Component data from apps and pages
┄┄┄┄┄┄┄┄┄┄┄┄┄┄┄┄┄┄┄┄
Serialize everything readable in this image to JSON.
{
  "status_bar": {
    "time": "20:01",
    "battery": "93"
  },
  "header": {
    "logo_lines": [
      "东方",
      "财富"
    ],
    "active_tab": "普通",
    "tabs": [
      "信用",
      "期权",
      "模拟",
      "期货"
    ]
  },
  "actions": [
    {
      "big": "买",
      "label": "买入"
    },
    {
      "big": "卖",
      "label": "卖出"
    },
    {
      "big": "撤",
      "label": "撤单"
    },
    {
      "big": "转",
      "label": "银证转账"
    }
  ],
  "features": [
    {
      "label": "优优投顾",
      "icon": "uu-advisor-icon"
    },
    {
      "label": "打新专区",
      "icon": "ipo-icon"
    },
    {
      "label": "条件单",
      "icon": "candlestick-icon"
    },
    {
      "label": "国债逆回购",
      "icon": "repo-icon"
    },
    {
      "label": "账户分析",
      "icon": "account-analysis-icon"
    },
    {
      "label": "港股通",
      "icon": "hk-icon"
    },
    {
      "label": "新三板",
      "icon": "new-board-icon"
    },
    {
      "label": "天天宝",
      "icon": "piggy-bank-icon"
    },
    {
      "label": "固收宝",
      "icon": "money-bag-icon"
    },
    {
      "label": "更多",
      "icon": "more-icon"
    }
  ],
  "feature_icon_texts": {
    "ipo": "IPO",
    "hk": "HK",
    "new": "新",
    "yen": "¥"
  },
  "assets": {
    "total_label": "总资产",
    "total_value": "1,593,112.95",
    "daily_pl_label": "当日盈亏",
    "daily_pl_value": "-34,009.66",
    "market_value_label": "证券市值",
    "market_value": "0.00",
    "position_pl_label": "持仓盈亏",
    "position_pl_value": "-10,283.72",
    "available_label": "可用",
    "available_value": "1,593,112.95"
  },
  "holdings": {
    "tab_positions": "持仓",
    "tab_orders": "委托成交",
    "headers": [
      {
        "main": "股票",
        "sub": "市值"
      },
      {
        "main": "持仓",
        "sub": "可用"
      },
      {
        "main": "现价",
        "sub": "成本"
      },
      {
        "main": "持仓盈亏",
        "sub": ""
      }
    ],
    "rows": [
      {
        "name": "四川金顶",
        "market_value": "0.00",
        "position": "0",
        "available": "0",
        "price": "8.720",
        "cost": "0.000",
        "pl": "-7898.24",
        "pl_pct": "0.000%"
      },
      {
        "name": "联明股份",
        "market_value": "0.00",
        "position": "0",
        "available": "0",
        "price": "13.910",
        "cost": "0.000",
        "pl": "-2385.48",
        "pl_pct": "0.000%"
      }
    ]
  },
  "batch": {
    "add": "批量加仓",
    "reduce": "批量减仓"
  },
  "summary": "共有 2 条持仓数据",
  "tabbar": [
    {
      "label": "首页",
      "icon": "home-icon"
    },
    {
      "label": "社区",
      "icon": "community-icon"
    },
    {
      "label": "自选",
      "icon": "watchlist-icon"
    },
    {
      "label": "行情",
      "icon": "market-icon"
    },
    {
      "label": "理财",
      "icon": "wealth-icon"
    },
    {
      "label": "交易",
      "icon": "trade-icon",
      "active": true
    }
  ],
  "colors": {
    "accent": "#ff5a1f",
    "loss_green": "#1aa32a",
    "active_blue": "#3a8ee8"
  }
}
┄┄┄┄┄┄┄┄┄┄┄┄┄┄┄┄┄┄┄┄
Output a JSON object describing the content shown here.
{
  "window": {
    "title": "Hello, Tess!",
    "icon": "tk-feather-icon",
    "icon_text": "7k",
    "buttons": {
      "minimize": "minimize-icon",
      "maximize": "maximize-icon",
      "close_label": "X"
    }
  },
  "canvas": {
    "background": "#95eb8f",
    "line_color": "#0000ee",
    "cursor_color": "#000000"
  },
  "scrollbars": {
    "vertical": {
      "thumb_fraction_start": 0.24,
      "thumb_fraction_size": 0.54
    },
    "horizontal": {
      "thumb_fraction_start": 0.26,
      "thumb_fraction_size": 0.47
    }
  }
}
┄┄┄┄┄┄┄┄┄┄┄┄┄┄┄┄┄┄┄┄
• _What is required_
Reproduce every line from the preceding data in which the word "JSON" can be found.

• _Written response_
Serialize everything readable in this image to JSON.
Output a JSON object describing the content shown here.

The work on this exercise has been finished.